4 Replies Latest reply on May 15, 2009 10:02 AM by tdiener

    Have you read Leaving Microsoft to Change the World and Three Cups of Tea?

    jean.weller@doe.virginia.gov

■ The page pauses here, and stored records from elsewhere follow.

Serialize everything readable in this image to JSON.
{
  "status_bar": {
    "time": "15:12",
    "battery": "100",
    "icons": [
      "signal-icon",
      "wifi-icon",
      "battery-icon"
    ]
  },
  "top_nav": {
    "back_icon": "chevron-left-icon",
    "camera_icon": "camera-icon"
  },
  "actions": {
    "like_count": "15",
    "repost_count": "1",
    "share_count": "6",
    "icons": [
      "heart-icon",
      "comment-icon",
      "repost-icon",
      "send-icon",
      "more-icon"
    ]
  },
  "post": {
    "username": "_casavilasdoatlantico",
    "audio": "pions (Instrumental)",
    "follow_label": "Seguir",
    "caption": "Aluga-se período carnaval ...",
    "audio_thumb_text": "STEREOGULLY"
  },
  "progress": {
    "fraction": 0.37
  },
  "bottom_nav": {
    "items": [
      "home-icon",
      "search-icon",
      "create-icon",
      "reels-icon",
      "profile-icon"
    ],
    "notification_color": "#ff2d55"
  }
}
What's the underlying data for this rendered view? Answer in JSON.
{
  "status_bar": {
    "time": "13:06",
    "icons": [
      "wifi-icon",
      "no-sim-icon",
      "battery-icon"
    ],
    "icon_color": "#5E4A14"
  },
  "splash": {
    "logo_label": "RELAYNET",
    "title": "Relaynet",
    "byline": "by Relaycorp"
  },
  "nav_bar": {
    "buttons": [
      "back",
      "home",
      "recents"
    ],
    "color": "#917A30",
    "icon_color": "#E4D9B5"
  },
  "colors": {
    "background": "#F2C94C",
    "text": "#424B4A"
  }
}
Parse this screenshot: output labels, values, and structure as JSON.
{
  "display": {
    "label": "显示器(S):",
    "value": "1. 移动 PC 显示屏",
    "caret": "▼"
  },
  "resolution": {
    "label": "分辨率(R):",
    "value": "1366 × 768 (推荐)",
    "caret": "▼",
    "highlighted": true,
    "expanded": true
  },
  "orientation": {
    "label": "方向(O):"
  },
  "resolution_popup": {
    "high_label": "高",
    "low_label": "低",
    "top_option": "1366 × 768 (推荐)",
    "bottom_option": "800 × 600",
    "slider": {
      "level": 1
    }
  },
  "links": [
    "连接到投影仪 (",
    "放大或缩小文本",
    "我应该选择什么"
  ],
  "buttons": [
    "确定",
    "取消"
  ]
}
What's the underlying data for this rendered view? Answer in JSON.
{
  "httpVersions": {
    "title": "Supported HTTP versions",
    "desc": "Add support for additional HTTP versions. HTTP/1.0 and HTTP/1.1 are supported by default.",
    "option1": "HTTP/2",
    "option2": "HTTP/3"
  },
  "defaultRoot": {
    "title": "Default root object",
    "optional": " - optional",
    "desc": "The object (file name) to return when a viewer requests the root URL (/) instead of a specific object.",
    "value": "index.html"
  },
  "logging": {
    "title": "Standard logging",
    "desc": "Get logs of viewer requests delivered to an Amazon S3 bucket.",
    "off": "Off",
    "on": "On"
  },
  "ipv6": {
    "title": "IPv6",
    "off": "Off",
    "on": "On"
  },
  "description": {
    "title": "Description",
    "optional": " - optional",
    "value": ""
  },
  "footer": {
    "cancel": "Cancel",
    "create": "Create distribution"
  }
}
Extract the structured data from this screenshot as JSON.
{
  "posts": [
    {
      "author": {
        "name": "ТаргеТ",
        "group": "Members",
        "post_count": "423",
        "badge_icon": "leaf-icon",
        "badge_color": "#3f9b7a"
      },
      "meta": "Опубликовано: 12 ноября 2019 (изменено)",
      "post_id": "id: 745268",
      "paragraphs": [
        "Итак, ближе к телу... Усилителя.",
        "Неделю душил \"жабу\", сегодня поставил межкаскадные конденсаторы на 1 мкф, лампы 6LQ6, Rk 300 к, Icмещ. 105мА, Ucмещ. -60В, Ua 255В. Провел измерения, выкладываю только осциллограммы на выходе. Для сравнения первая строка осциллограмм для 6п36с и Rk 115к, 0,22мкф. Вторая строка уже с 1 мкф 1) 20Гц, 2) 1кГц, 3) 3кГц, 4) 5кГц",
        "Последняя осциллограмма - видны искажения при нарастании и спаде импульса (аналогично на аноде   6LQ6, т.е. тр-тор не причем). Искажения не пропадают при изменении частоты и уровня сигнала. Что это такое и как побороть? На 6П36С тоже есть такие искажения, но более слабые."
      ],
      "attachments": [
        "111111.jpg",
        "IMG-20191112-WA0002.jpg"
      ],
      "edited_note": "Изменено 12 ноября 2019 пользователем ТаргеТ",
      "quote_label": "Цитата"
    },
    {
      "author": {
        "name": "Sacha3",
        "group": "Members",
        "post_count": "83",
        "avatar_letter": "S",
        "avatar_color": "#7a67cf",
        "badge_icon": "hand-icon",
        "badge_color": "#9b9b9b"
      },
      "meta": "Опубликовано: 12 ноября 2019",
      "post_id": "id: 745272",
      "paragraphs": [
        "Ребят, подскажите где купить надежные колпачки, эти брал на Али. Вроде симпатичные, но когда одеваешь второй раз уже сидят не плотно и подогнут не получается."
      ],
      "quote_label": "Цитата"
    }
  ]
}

      I just checked out Shell's Blog where she talks about the book by John Wood, Leaving Microsoft to Change the World, and thought I'd start a discussion in the Discussion groups in case someone was more comfortable with this format over blogs.

       

      I've read the book too and it reminded me so much of another good book I read recently--Three Cups of Tea by Greg Mortenson.  The two men have similar goals in similar parts of the world, but they certainly fell into their passion from very different paths in life.  I have to admit I'm more of a Greg person (laid-back) than a John person (driven), so I identified more with Greg's story (and now that there's a new version of the book just for kids I can encourage my teens to read it too!).

       

      However, John really seems to have his act together and to have the energy to make things happen.  I think most of us who are into educational technology are very interested in making a change in education in general--making education something that enhances the life of every student.  In our culture, the effective use of apt technology (with the guidance of a good teacher of course!) increases a student's chance to learn in meaningful ways (notice I use a lot of adjectives here--I really don't believe that if you give a kid technology that they're going to learn what they need to learn just because they have it in hand).  In Virginia, a lot of our ITRTs (Instructional Technology Resource Teachers--folks who are teachers but whose job is to work with teachers to help them integrate technology) are like John.  They always amaze me by the amount of energy and resourcefulness they bring to their job.

       

      I totally agree with both Greg and John that the way to change the world is to enable all children to get a good education.  They are laying the foundation by provding school houses and books and scholarships.  I think we can expect companies like Intel and others will help build a technology infrastructure in the developing world. Within the next decade or so, I see it as a challenge to us, the older educational technologists, as we retire (well, we hope we get to retire!) to jump in and provide help to move these kids and their teachers to the next level.  Kind of like the Peace Corps (should we call it the P.C. Corps? )

       

      Does anyone else have any thoughts on the two books and their missions?

       

      jean